In an age of constant urban expansion, where members of many societies face oppression and the threat of erasure, this book is critically important. Indian narratives are often neglected in American popular culture–sure, we loved Slumdog Millionaire (even though it veered widely from the original book, Q & A), and some literature classes study The God of Small Things–but in general, stories like this one escape the consciousness of Western society. The novel actually touches on this fact as it introduces a white photographer who is sent to chronicle the demolition, claiming she wants to help, though the girls know she will only paint them in the most tragic light possible and still nobody will come to their aid. Subramanian uses the unfiltered opinions of youth to sharply point out injustices imposed by the patriarchy, by the government, and by Western globalization.
Women and girls have historically been forgotten and pushed aside in favor of male narratives, but they are the beating heart of this story, smiling defiantly even when the odds are against them. And if you want to talk about intersectional feminism–well, with their varying religions, abilities, sexualities, genders, and histories, all of these minority women are a shining example of what girls are really capable of when they band together. These girls are not weak; they are complex and smart and strong beyond imagining.
A few other random things I enjoyed:
– Janaki Ma’am, the principal of the girls’ school, is a true gem of a human being, and everyone should strive to be more like her.
– While there were some bad men in the book, there were also plenty of good ones. There was no misandry here.
– Straight, cis characters supporting their trans friends make me so happy.
– The number of times Joy was described as being “like a queen,” even when facing hostility.
– Disabled characters weren’t defined by their disabilities, but they also weren’t treated solely like disadvantages. They were simply regarded as facts of life.
In college, I took a course on post-colonial Indian literature. If the professor for the course had not retired, I would be sending her an email saying that she should add this book to the curriculum. But this isn’t just an excellent work for literary study; it is an excellent piece of literature for everybody. It is gorgeously written, broken into easily digestible sections that make it compulsively readable, and takes on critical issues from a beautifully human point of view. It is unflinching but also compassionate, its bleak realities always threaded through with brilliant sensory detail and laced with the hopes and dreams of its characters.
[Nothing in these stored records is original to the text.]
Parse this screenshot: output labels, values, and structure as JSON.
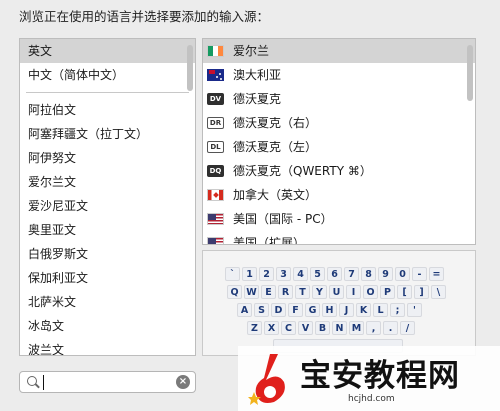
{
  "header": {
    "title": "浏览正在使用的语言并选择要添加的输入源："
  },
  "languages": {
    "pinned": [
      {
        "label": "英文",
        "selected": true
      },
      {
        "label": "中文（简体中文）",
        "selected": false
      }
    ],
    "items": [
      "阿拉伯文",
      "阿塞拜疆文（拉丁文）",
      "阿伊努文",
      "爱尔兰文",
      "爱沙尼亚文",
      "奥里亚文",
      "白俄罗斯文",
      "保加利亚文",
      "北萨米文",
      "冰岛文",
      "波兰文"
    ]
  },
  "sources": [
    {
      "label": "爱尔兰",
      "icon": "ireland-flag-icon",
      "icon_text": "",
      "selected": true
    },
    {
      "label": "澳大利亚",
      "icon": "australia-flag-icon",
      "icon_text": "",
      "selected": false
    },
    {
      "label": "德沃夏克",
      "icon": "dvorak-badge-icon",
      "icon_text": "DV",
      "selected": false
    },
    {
      "label": "德沃夏克（右）",
      "icon": "dvorak-right-badge-icon",
      "icon_text": "DR",
      "selected": false
    },
    {
      "label": "德沃夏克（左）",
      "icon": "dvorak-left-badge-icon",
      "icon_text": "DL",
      "selected": false
    },
    {
      "label": "德沃夏克（QWERTY ⌘）",
      "icon": "dvorak-qwerty-badge-icon",
      "icon_text": "DQ",
      "selected": false
    },
    {
      "label": "加拿大（英文）",
      "icon": "canada-flag-icon",
      "icon_text": "",
      "selected": false
    },
    {
      "label": "美国（国际 - PC）",
      "icon": "us-flag-icon",
      "icon_text": "",
      "selected": false
    },
    {
      "label": "美国（扩展）",
      "icon": "us-flag-icon",
      "icon_text": "",
      "selected": false
    }
  ],
  "keyboard": {
    "rows": [
      [
        "`",
        "1",
        "2",
        "3",
        "4",
        "5",
        "6",
        "7",
        "8",
        "9",
        "0",
        "-",
        "="
      ],
      [
        "Q",
        "W",
        "E",
        "R",
        "T",
        "Y",
        "U",
        "I",
        "O",
        "P",
        "[",
        "]",
        "\\"
      ],
      [
        "A",
        "S",
        "D",
        "F",
        "G",
        "H",
        "J",
        "K",
        "L",
        ";",
        "'"
      ],
      [
        "Z",
        "X",
        "C",
        "V",
        "B",
        "N",
        "M",
        ",",
        ".",
        "/"
      ]
    ]
  },
  "search": {
    "value": "",
    "placeholder": ""
  },
  "watermark": {
    "text": "宝安教程网",
    "domain": "hcjhd.com"
  },
  "colors": {
    "selection": "#d4d4d4",
    "key_text": "#1e3a78",
    "watermark_red": "#e0201c"
  }
}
And those characters–those incredible girls and women–are truly unforgettable.
I was provided with an ARC of this book from the publisher through a Goodreads giveaway. This did not influence my rating in any way.